Heat stroke is a serious threat to animals, and even with prompt treatment it can be fatal. Regional Animal Control, serving-Bridgewater, Brookfield, New Milford, Roxbury, and Sherman says pets that have already suffered heat stroke once are more susceptible, as are animals that are young or old, have health problems, are overweight, or are snub-nosed.
Signs of heat stroke in pets include panting, staring, an anxious expression, refusal to obey, warm dry skin, fever, rapid heartbeat, vomiting, diarrhea, seizures, and collapse. A veterinarian should be called immediately if these signs are present, and the animal should be moved out of direct heat. They should be wet in a wading pool, with a hose, or by covering it with towels soaked in cool water. Towels are most effective on less hairy parts of the body, like a dog's belly and legs.

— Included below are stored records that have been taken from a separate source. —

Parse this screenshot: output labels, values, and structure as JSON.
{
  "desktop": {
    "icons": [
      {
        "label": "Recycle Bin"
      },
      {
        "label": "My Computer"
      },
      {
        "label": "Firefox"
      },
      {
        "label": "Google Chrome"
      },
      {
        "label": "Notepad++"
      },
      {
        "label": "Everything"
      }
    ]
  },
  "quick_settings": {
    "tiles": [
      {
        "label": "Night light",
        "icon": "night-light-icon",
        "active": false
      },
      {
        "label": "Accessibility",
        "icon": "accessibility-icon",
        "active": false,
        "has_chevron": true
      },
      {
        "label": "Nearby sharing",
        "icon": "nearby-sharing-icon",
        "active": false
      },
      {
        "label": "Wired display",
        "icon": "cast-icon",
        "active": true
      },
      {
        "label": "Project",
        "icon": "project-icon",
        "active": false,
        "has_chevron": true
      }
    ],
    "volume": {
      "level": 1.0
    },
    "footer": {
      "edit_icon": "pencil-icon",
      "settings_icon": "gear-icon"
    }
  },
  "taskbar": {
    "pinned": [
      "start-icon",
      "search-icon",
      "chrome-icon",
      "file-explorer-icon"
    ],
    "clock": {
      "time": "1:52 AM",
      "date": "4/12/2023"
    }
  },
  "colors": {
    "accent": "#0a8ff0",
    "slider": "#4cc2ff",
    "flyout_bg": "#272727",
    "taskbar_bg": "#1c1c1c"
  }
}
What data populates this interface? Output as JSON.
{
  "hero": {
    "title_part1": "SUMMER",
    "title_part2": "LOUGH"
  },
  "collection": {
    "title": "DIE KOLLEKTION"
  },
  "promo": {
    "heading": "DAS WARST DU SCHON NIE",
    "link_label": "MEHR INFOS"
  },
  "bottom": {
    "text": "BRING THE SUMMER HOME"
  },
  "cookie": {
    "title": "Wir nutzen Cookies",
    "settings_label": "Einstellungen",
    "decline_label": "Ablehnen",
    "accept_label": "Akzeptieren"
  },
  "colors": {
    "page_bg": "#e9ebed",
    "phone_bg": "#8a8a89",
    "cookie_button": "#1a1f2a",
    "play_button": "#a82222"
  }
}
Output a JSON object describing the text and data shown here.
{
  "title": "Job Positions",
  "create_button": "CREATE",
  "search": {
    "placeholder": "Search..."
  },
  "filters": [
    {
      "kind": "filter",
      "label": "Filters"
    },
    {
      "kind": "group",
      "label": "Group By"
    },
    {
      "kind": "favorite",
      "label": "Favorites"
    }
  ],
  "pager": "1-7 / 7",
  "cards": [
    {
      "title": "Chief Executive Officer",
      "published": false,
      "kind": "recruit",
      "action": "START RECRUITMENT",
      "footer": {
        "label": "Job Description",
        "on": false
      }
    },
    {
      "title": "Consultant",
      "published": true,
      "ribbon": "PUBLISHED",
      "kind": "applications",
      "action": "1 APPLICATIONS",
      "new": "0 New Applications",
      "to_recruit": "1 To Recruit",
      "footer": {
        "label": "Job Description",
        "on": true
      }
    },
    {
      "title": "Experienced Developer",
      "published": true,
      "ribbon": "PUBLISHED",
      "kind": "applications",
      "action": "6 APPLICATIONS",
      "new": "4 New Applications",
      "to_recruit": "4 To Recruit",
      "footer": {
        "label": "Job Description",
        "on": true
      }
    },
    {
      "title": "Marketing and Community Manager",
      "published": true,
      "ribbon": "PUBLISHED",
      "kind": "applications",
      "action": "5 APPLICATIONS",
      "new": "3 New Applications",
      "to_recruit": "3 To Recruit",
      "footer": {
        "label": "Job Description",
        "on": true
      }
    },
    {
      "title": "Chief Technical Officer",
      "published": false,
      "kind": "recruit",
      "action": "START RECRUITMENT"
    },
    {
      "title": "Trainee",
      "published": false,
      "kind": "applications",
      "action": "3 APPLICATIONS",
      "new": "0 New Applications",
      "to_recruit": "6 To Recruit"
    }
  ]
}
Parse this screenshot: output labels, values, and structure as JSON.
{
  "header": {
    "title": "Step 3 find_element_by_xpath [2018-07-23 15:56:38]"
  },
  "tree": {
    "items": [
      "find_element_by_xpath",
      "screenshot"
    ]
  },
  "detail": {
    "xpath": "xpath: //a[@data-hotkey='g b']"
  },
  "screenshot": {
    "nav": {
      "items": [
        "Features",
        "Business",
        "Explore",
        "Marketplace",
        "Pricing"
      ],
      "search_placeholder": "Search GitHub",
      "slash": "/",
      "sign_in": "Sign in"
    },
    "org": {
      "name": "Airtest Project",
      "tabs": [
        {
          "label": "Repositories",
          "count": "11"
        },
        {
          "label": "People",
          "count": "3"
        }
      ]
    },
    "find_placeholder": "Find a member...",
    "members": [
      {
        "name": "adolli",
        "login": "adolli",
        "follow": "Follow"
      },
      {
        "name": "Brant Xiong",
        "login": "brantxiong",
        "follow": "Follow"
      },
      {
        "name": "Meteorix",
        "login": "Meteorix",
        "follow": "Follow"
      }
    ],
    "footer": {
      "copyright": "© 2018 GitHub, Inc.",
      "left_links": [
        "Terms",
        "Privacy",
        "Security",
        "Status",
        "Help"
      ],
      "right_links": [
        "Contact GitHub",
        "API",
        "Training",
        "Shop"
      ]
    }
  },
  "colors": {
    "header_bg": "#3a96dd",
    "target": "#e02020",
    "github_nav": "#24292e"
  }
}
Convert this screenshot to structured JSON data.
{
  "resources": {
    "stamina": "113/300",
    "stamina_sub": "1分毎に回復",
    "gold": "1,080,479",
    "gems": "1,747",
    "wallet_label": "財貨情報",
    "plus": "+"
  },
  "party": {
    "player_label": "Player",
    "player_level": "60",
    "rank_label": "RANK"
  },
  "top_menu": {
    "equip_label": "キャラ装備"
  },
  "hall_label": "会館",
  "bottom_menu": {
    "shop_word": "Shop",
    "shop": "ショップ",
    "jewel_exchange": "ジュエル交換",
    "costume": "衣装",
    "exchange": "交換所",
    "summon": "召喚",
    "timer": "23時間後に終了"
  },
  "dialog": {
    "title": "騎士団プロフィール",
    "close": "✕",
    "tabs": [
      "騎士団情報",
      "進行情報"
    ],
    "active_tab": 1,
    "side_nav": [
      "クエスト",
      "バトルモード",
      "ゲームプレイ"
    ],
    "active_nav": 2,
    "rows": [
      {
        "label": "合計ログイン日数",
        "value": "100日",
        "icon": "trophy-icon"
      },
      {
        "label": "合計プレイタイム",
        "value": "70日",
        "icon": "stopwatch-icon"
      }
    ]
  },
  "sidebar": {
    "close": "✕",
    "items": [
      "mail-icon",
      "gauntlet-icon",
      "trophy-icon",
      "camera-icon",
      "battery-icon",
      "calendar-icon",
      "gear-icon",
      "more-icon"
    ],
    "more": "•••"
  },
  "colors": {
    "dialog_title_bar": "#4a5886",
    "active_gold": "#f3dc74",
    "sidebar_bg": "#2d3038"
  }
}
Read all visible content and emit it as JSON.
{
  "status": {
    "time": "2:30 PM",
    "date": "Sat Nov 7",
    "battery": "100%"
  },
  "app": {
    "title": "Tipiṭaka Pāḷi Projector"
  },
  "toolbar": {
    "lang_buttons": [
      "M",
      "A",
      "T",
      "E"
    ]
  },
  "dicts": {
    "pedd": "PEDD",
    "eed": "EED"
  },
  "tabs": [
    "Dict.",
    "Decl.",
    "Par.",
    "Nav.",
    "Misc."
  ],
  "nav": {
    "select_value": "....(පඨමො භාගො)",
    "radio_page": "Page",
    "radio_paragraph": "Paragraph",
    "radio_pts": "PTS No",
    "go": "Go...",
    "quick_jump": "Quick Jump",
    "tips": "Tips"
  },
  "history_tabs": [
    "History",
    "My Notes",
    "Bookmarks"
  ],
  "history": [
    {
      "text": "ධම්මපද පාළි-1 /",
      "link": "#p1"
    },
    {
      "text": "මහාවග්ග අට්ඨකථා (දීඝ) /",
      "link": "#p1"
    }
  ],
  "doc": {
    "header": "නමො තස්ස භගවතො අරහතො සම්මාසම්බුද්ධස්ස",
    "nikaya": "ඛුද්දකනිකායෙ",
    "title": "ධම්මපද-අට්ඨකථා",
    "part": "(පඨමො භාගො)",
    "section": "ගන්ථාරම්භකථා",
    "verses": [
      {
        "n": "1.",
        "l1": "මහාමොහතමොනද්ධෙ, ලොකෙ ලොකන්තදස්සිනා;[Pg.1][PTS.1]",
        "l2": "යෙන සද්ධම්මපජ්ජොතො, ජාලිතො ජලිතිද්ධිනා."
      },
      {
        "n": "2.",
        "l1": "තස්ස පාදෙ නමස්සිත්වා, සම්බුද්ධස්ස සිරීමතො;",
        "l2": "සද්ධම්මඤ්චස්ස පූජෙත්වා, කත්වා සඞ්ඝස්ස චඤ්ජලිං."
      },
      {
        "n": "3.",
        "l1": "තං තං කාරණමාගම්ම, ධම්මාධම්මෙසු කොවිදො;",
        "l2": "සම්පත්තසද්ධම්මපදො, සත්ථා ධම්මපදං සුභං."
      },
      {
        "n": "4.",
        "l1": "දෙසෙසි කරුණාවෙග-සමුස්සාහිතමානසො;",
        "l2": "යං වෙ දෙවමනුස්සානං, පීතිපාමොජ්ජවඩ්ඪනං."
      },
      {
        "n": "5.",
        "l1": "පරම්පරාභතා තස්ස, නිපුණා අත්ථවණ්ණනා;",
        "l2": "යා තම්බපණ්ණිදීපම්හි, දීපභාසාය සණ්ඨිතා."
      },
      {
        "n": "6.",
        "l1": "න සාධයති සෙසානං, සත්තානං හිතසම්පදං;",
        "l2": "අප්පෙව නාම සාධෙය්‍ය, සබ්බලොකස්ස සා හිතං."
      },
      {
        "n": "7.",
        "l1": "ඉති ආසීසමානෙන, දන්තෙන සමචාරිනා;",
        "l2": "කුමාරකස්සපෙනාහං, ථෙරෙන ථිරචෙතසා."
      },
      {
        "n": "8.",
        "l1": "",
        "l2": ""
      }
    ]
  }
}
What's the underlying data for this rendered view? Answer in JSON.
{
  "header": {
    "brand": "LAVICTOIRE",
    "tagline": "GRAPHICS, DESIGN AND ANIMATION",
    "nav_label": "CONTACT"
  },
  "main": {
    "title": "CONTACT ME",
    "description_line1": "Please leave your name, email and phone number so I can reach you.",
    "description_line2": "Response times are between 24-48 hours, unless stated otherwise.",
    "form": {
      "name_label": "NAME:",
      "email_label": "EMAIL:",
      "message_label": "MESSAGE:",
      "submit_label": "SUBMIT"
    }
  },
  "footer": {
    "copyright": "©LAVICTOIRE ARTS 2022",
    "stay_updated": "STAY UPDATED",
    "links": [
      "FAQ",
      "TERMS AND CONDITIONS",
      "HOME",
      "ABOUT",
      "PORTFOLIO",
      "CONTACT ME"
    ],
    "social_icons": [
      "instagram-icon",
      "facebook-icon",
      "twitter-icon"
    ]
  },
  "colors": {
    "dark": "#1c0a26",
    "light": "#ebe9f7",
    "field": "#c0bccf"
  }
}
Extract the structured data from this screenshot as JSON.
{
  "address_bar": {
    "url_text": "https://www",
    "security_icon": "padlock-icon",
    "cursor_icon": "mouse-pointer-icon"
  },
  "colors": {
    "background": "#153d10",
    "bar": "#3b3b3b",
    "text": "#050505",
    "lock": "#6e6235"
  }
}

Regional Animal Control is reminding people to avoid leaving an animal in a parked vehicle, even for a few minutes during periods of extreme heat. The temperature in a parked car can reach 120 degrees within minutes, so just a 10-minute stop may be dangerous. Opening the windows a few inches doesn't provide adequate cooling. Pet owners are reminded to provide fresh, cool drinking water at all times. That includes inside the vehicle when traveling.